───── Information shown ─────

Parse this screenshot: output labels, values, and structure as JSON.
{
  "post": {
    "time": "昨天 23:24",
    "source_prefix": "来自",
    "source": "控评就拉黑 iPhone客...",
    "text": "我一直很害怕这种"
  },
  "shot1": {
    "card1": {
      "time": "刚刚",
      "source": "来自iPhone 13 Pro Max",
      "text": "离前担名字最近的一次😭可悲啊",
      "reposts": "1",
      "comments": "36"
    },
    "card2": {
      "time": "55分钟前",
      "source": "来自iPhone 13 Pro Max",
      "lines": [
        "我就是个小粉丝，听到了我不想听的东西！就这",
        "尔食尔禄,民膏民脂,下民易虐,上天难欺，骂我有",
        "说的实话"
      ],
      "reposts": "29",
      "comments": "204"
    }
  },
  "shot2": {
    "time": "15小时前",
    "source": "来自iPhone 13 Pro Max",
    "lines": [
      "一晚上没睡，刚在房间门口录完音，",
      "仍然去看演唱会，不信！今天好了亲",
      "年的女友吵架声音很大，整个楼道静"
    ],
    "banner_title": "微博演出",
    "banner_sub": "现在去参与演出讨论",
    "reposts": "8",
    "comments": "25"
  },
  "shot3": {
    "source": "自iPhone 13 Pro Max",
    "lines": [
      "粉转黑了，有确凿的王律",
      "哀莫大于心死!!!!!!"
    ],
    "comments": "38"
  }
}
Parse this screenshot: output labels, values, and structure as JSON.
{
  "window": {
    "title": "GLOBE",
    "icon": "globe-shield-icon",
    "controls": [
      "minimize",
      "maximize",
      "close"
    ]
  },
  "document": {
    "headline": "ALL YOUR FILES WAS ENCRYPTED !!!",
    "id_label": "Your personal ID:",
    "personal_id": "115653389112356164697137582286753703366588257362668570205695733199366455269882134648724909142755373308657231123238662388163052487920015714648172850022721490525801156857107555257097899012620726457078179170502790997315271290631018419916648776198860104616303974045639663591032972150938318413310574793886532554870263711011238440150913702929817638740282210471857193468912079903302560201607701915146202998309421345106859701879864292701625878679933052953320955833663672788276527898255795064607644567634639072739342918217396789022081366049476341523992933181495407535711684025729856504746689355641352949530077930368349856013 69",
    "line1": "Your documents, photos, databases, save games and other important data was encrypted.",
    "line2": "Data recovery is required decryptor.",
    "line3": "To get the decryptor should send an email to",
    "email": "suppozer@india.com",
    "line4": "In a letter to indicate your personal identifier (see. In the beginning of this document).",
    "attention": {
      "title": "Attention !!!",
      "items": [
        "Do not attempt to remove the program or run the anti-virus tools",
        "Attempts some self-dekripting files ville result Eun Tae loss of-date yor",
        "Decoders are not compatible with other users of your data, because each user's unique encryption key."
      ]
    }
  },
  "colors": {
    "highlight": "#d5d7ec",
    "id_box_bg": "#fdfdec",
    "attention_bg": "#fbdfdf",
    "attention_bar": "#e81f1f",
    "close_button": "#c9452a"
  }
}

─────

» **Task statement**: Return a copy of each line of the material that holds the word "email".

» **Answer section**:
    "line3": "To get the decryptor should send an email to",
    "email": "suppozer@india.com",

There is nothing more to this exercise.